Have the proper equipment available and be certain it is in working order. At the news conference, make sure to have a lectern and/or table, electrical outlets and a microphone that you’ve tested before the conference begins. Also consider having a high-quality sound system. Have a place for journalists to set up their mics. If you or your presenters are seated at a table, raise your chairs a few inches so that you can be seen.
Before you begin, make sure water and glasses are on the table for the spokesperson. Have someone tape record or videotape the conference so that you can critique yourself for future press conferences. This type of record is also important to cover yourself in case there are any questions about what was discussed.
Make it clear from the time the journalists arrive that you or your marketing/public relations representative is in control of the conference and message. Someone from the firm, or your representative, should introduce herself and give a press packet to every reporter who attends. It’s also important to get journalists’ names and those of the news organizations they represent. Give them your business card and explain how the news conference will run — when it will start, who will speak, how long they will talk, and that you will take questions at the end. The press packet should contain a one-sheet about the firm and a brief biography about you. If you have already distributed press releases earlier in the story’s history, include the most recent one.

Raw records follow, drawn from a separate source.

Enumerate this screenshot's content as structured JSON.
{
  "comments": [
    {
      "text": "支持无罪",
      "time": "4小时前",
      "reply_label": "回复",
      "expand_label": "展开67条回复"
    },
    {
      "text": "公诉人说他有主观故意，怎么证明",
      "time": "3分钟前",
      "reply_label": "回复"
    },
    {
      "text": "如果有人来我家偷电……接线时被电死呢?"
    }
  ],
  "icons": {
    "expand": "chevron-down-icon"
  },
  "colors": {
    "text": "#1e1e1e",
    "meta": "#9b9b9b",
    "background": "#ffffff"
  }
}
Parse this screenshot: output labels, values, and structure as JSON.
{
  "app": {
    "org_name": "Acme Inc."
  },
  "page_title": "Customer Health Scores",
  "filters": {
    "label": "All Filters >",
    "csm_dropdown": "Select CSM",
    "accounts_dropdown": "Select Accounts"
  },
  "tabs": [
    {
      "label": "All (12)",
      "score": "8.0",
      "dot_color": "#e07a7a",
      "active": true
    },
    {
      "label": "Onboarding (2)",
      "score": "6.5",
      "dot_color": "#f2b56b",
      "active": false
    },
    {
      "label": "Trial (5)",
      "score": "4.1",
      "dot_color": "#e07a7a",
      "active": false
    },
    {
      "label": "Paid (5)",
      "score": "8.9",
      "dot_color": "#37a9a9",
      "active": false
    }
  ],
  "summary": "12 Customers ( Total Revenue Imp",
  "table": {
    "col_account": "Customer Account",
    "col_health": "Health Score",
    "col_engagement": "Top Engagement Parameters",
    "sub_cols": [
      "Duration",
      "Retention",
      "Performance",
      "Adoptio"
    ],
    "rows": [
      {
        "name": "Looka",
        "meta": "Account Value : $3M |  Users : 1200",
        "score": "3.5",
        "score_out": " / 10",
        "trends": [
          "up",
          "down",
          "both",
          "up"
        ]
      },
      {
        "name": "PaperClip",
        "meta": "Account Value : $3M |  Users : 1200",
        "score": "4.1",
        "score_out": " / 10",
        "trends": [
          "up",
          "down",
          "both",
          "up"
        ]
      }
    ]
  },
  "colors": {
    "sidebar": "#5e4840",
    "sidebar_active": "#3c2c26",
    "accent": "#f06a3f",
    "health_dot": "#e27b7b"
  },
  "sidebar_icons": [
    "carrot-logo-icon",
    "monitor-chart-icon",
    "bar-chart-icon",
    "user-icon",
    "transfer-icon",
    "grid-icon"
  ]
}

As the presenter, begin by introducing yourself and briefly explaining what your firm does. Make a statement about the press conference’s subject and why the conference is being held. Reiterate how the conference will run, and give three succinct bullet points with the messages you want to convey.

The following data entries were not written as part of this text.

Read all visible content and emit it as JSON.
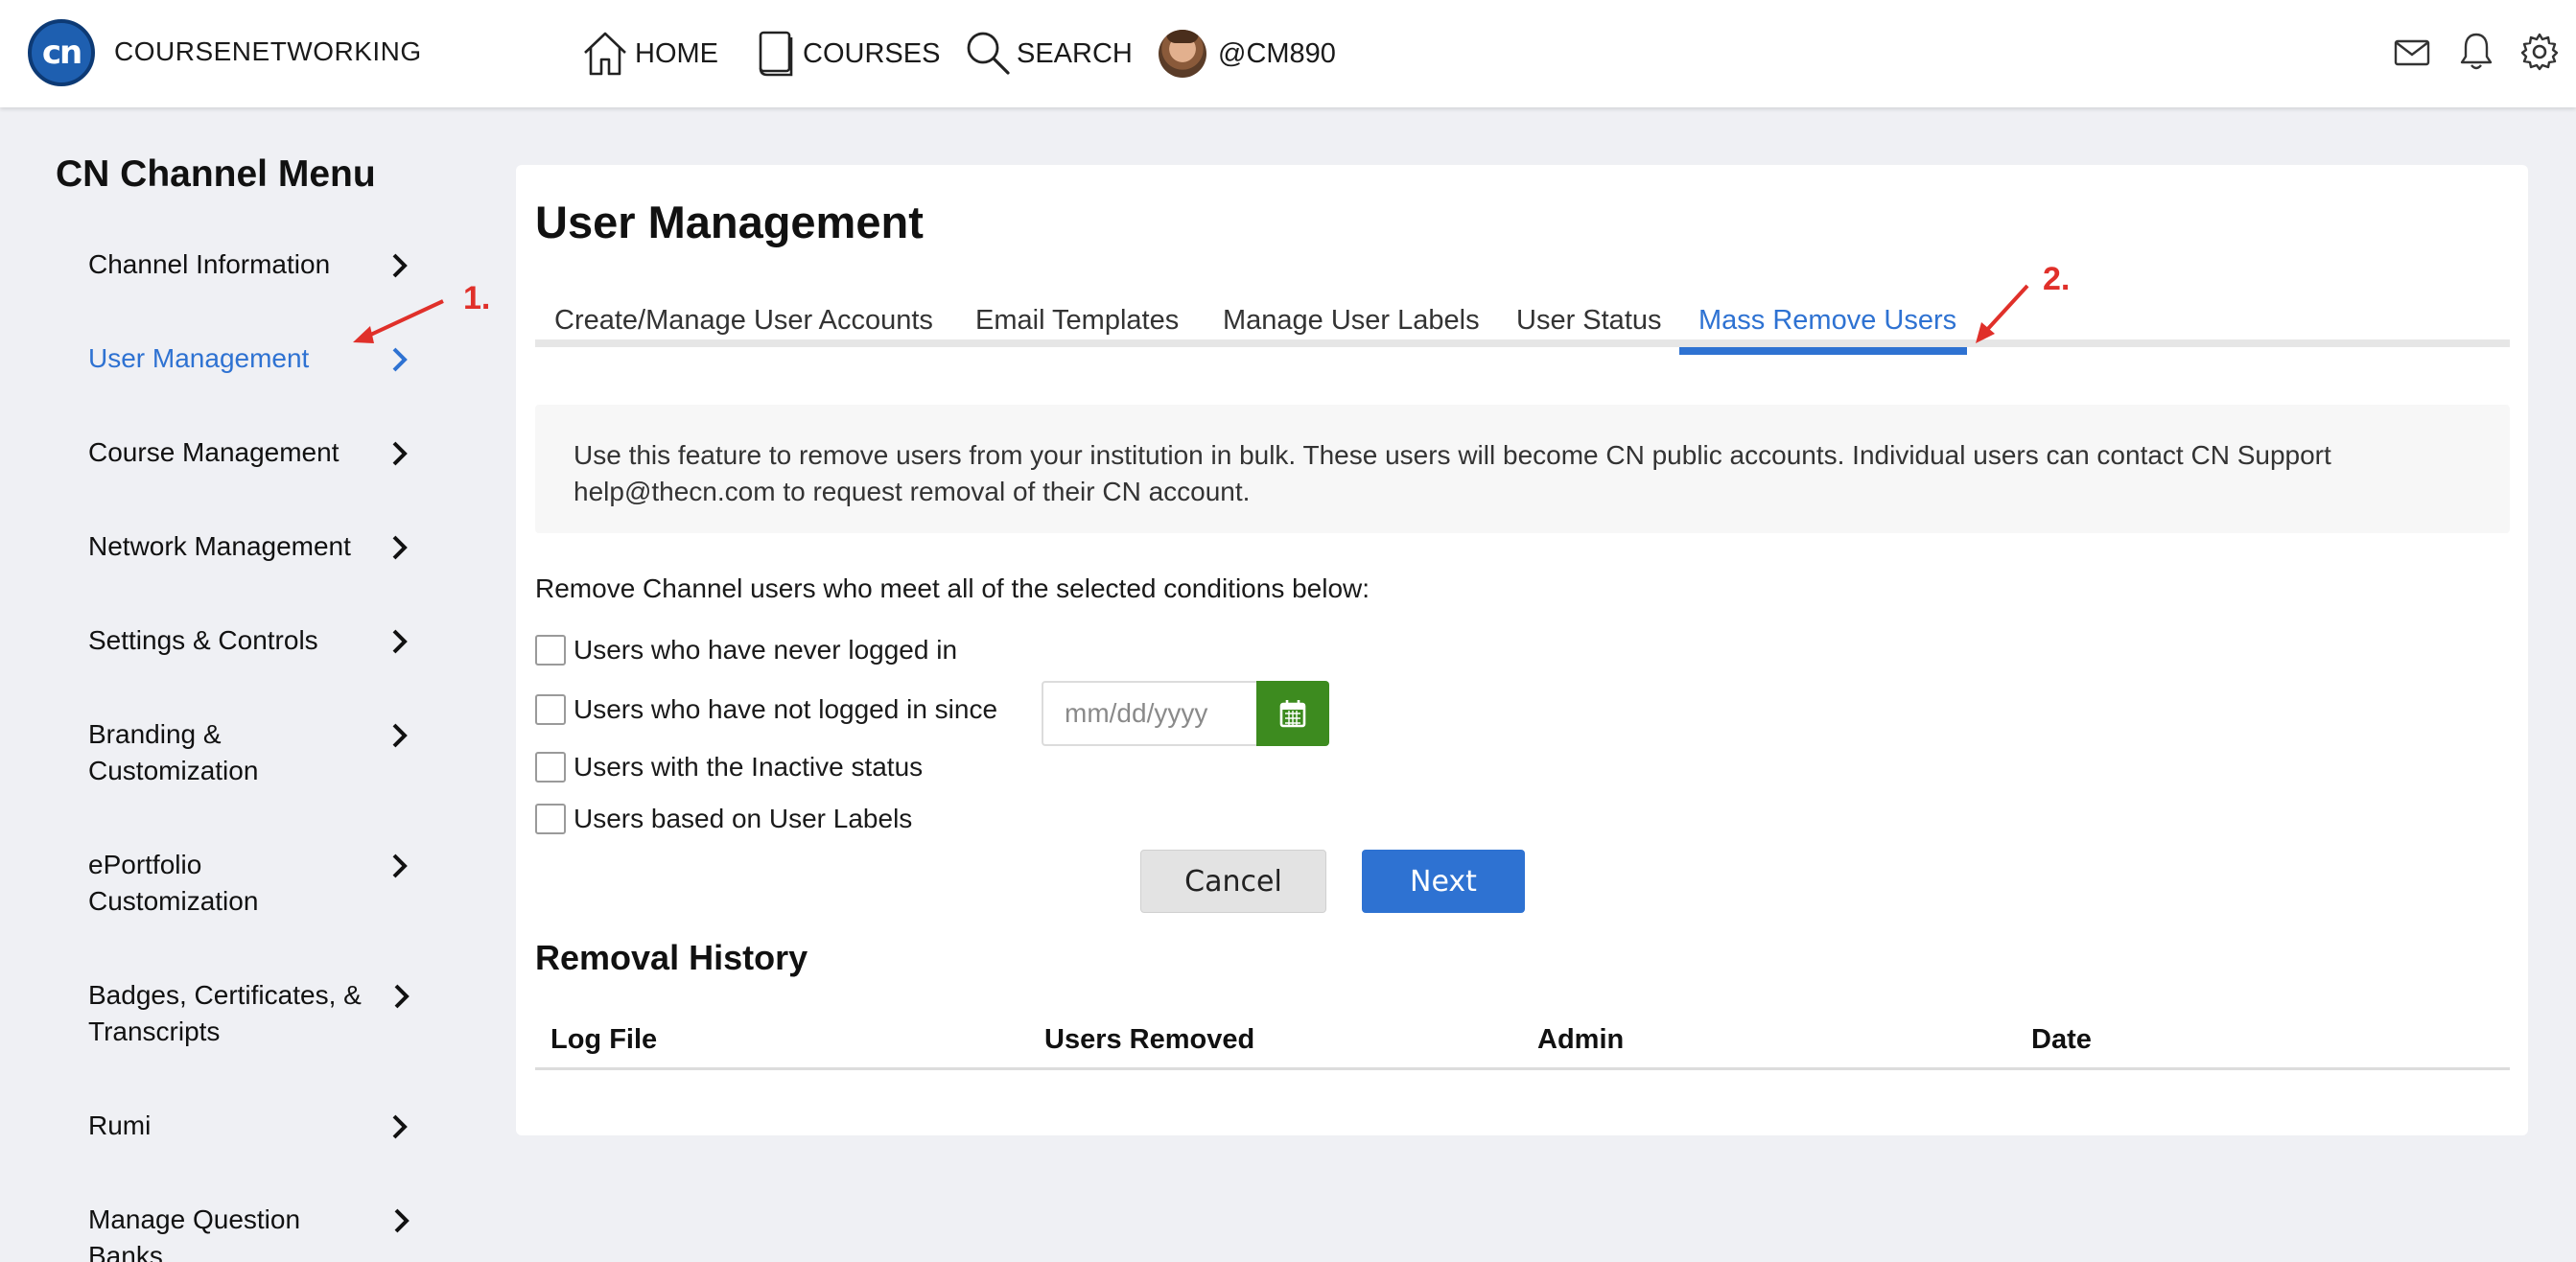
{
  "brand": {
    "name": "COURSENETWORKING",
    "logo_text": "cn"
  },
  "nav": {
    "home": "HOME",
    "courses": "COURSES",
    "search": "SEARCH",
    "user": "@CM890"
  },
  "sidebar": {
    "title": "CN Channel Menu",
    "items": [
      {
        "label": "Channel Information"
      },
      {
        "label": "User Management"
      },
      {
        "label": "Course Management"
      },
      {
        "label": "Network Management"
      },
      {
        "label": "Settings & Controls"
      },
      {
        "label": "Branding & Customization"
      },
      {
        "label": "ePortfolio Customization"
      },
      {
        "label": "Badges, Certificates, & Transcripts"
      },
      {
        "label": "Rumi"
      },
      {
        "label": "Manage Question Banks"
      }
    ]
  },
  "main": {
    "title": "User Management",
    "tabs": [
      {
        "label": "Create/Manage User Accounts"
      },
      {
        "label": "Email Templates"
      },
      {
        "label": "Manage User Labels"
      },
      {
        "label": "User Status"
      },
      {
        "label": "Mass Remove Users"
      }
    ],
    "info": "Use this feature to remove users from your institution in bulk. These users will become CN public accounts. Individual users can contact CN Support help@thecn.com to request removal of their CN account.",
    "conditions_title": "Remove Channel users who meet all of the selected conditions below:",
    "conditions": [
      {
        "label": "Users who have never logged in"
      },
      {
        "label": "Users who have not logged in since"
      },
      {
        "label": "Users with the Inactive status"
      },
      {
        "label": "Users based on User Labels"
      }
    ],
    "date_placeholder": "mm/dd/yyyy",
    "cancel_label": "Cancel",
    "next_label": "Next",
    "history_title": "Removal History",
    "history_columns": [
      "Log File",
      "Users Removed",
      "Admin",
      "Date"
    ]
  },
  "annotations": {
    "one": "1.",
    "two": "2."
  },
  "colors": {
    "accent": "#2e72d2",
    "calendar": "#3d8b1f",
    "annotation": "#e0302a"
  }
}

When the conference opens to questions, point to the questioning reporter and ask him to say his name and which organization he represents, or use that person’s name if you already know him. If there is as large group of reporters, limit the number of questions to one per person with one follow-up question. If you don’t know the answer to a question, state that you don’t know and that you will provide an answer in the future if, indeed, that is the case.
When the questions are nearly over or you want to conclude the conference, say, “I’ll take one last question.” As you close, let the reporters know whom they should contact if they need to follow up. Keep the entire conference to 30 to 45 minutes.
Remember that the walls have ears. During the conference, do not say anything that you don’t want anyone else to hear or report. Follow this rule not just while you are near the microphone, but also anywhere in the room.
After the press conference, if you promised anyone you’d provide additional information, do so right away. Additionally, for those journalists who indicated an interest in the conference but couldn’t attend, immediately send them a summary or press release.
Although our world so often invites us to interact with fellow professionals whom we seldom meet in person, live press conferences can still be an effective means to broadcast your newsworthy information. Calling such media events only when necessary and executing them correctly will help you maximize your efforts and receive the widespread media attention your messages deserve.
Reprinted with permission from the “July 2012” edition of the “The Recorder”© 2012 ALM media Properties, LLC. All rights reserved. Further duplication without permission is prohibited. For information, contact 877-257-3382, email@example.com or visit www.almreprints.com.